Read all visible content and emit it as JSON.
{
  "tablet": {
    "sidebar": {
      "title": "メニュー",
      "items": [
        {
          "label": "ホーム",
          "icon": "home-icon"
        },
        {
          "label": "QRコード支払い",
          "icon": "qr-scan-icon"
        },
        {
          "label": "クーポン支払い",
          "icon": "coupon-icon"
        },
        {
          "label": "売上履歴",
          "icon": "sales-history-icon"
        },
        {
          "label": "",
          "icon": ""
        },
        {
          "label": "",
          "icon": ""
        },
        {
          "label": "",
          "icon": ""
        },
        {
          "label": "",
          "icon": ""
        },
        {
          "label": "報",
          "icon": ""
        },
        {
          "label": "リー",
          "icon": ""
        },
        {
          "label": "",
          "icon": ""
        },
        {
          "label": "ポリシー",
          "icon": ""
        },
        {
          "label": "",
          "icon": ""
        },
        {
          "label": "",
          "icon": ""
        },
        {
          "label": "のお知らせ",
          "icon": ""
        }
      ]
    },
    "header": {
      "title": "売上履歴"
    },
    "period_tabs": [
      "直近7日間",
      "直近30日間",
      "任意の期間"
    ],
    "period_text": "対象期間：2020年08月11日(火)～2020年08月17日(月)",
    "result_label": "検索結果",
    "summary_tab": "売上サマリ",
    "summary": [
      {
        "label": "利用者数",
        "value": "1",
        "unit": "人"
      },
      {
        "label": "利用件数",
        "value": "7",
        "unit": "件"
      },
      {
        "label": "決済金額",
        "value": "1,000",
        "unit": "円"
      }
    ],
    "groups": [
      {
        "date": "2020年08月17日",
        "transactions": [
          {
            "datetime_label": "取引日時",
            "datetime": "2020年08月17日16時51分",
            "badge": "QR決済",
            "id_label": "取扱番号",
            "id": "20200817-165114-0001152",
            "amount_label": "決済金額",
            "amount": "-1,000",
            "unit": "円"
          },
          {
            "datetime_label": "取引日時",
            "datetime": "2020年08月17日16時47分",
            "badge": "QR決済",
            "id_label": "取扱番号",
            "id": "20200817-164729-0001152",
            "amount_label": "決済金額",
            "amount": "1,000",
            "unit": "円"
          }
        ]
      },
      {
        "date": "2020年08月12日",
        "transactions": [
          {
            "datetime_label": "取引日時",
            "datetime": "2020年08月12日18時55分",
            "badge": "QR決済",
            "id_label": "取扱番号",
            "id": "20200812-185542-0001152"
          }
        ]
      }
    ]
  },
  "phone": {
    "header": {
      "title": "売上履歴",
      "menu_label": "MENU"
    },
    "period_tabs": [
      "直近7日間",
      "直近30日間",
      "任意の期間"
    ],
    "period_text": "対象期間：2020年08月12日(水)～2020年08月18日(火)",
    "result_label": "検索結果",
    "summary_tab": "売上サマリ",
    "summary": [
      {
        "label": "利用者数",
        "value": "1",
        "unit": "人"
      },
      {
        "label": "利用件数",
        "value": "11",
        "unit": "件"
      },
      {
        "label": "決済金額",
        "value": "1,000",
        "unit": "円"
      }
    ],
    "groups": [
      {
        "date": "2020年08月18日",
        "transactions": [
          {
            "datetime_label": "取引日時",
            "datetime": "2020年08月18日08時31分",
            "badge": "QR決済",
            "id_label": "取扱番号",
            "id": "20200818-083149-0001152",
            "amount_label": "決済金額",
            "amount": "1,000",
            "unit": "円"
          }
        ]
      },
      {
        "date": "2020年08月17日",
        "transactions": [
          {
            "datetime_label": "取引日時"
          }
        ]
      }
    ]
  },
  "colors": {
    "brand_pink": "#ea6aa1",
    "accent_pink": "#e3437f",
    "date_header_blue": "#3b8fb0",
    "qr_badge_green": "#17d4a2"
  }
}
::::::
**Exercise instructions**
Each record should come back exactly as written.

**Solution to this exercise**
Read all visible content and emit it as JSON.
{
  "tablet": {
    "sidebar": {
      "title": "メニュー",
      "items": [
        {
          "label": "ホーム",
          "icon": "home-icon"
        },
        {
          "label": "QRコード支払い",
          "icon": "qr-scan-icon"
        },
        {
          "label": "クーポン支払い",
          "icon": "coupon-icon"
        },
        {
          "label": "売上履歴",
          "icon": "sales-history-icon"
        },
        {
          "label": "",
          "icon": ""
        },
        {
          "label": "",
          "icon": ""
        },
        {
          "label": "",
          "icon": ""
        },
        {
          "label": "",
          "icon": ""
        },
        {
          "label": "報",
          "icon": ""
        },
        {
          "label": "リー",
          "icon": ""
        },
        {
          "label": "",
          "icon": ""
        },
        {
          "label": "ポリシー",
          "icon": ""
        },
        {
          "label": "",
          "icon": ""
        },
        {
          "label": "",
          "icon": ""
        },
        {
          "label": "のお知らせ",
          "icon": ""
        }
      ]
    },
    "header": {
      "title": "売上履歴"
    },
    "period_tabs": [
      "直近7日間",
      "直近30日間",
      "任意の期間"
    ],
    "period_text": "対象期間：2020年08月11日(火)～2020年08月17日(月)",
    "result_label": "検索結果",
    "summary_tab": "売上サマリ",
    "summary": [
      {
        "label": "利用者数",
        "value": "1",
        "unit": "人"
      },
      {
        "label": "利用件数",
        "value": "7",
        "unit": "件"
      },
      {
        "label": "決済金額",
        "value": "1,000",
        "unit": "円"
      }
    ],
    "groups": [
      {
        "date": "2020年08月17日",
        "transactions": [
          {
            "datetime_label": "取引日時",
            "datetime": "2020年08月17日16時51分",
            "badge": "QR決済",
            "id_label": "取扱番号",
            "id": "20200817-165114-0001152",
            "amount_label": "決済金額",
            "amount": "-1,000",
            "unit": "円"
          },
          {
            "datetime_label": "取引日時",
            "datetime": "2020年08月17日16時47分",
            "badge": "QR決済",
            "id_label": "取扱番号",
            "id": "20200817-164729-0001152",
            "amount_label": "決済金額",
            "amount": "1,000",
            "unit": "円"
          }
        ]
      },
      {
        "date": "2020年08月12日",
        "transactions": [
          {
            "datetime_label": "取引日時",
            "datetime": "2020年08月12日18時55分",
            "badge": "QR決済",
            "id_label": "取扱番号",
            "id": "20200812-185542-0001152"
          }
        ]
      }
    ]
  },
  "phone": {
    "header": {
      "title": "売上履歴",
      "menu_label": "MENU"
    },
    "period_tabs": [
      "直近7日間",
      "直近30日間",
      "任意の期間"
    ],
    "period_text": "対象期間：2020年08月12日(水)～2020年08月18日(火)",
    "result_label": "検索結果",
    "summary_tab": "売上サマリ",
    "summary": [
      {
        "label": "利用者数",
        "value": "1",
        "unit": "人"
      },
      {
        "label": "利用件数",
        "value": "11",
        "unit": "件"
      },
      {
        "label": "決済金額",
        "value": "1,000",
        "unit": "円"
      }
    ],
    "groups": [
      {
        "date": "2020年08月18日",
        "transactions": [
          {
            "datetime_label": "取引日時",
            "datetime": "2020年08月18日08時31分",
            "badge": "QR決済",
            "id_label": "取扱番号",
            "id": "20200818-083149-0001152",
            "amount_label": "決済金額",
            "amount": "1,000",
            "unit": "円"
          }
        ]
      },
      {
        "date": "2020年08月17日",
        "transactions": [
          {
            "datetime_label": "取引日時"
          }
        ]
      }
    ]
  },
  "colors": {
    "brand_pink": "#ea6aa1",
    "accent_pink": "#e3437f",
    "date_header_blue": "#3b8fb0",
    "qr_badge_green": "#17d4a2"
  }
}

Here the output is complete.